In 2020, Marine Commandant Gen. David Berger unveiled Force Design 2030, his plan for getting his service ready for tough conflicts of the future.
Force Design 2030 has redefined the Corps’ trajectory in the first years of the decade. It has touched aspects of the service ranging from ammunition weight to combat medical care to swim training. It has kicked up controversy among some retired Marine leaders, who have lobbied against the changes.
And now, it’s called something slightly different.
“We’re kind of getting away from the ‘2030′ moniker,” Gen. Christopher Mahoney, the assistant commandant, said at a Hudson Institute event in Washington on Thursday.
The Corps’ leaders have started referring to the plan formerly known as Force Design 2030 as simply “Force Design.”
“I just say ‘Force Design’ because I don’t want to say 2031 next year, and 2032,” Commandant Gen. Eric Smith said Oct. 27, 2023, at the Military Reporters & Editors conference in Washington, two days before he experienced a cardiac arrest that has left him out of office while he recovers.
Smith also prefers to drop the “2030″ from the related initiatives Talent Management 2030 and Training and Education 2030, according to his spokesman, Maj. Joshua Larson.
Smith is still committed to the Force Design concept, Larson said in an emailed statement to Marine Corps Times on Monday.

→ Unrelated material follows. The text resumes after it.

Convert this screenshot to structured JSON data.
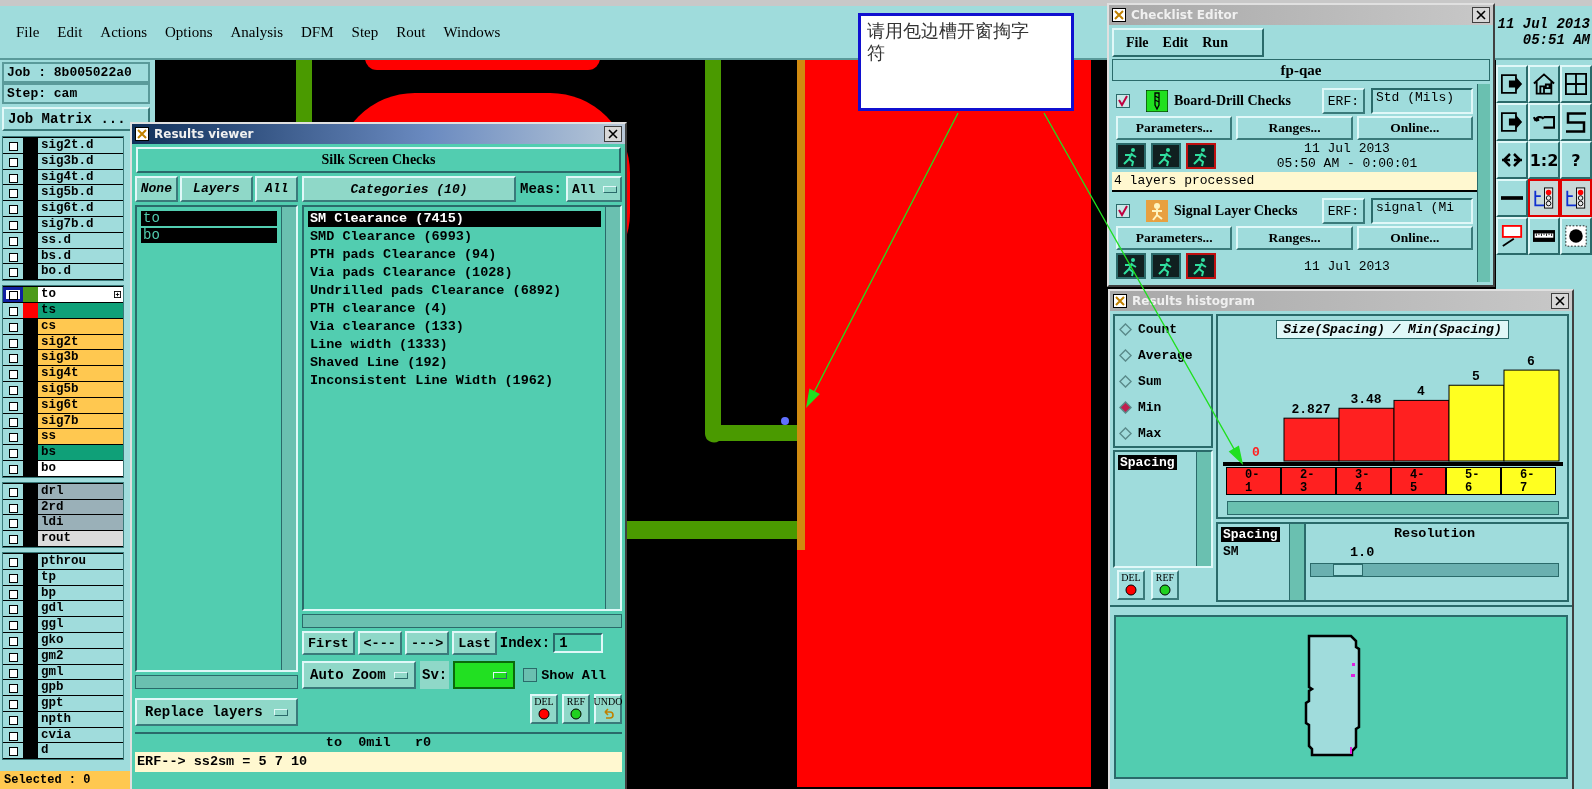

“He has made it clear that our modernization is a journey, continually refined through a campaign of learning that is informed through Fleet Marine Force experimentation and exercises,” Larson said. “He feels the moniker ‘2030′ makes it sound like there’s an end point, and no longer uses it for the three original pillars of our modernization.”
Installations and Logistics 2030, the newest of the service’s modernization plans, is also shedding the “2030,” according to Larson.
The Marine Corps removed the “2030″ from the title of its web page about its modernization initiatives sometime between Oct. 12 and Oct. 31, according to versions archived by the Wayback Machine. Smith officially became commandant in September, after leading the service in an acting capacity for the two months following Berger’s retirement.
One initiative that will retain the “2030″ designation, according to Smith, is Barracks 2030, the not-yet-released plan for overhauling the living quarters for junior enlisted Marines.
In the near term, the Corps will put civilians in charge of managing barracks, and replace broken locks and outdated furniture, Sergeant Major of the Marine Corps Carlos Ruiz said in written congressional testimony Wednesday. Longer-term fixes will include renovations focused in part on combating sweltering heat and mold.
“Get it done, 2030,” Smith said in October 2023 of the barracks plan. “That’s to put pressure on me and my team to get that done on behalf of the lance corporals.”
Irene Loewenson is a staff reporter for Marine Corps Times. She joined Military Times as an editorial fellow in August 2022. She is a graduate of Williams College, where she was the editor-in-chief of the student newspaper.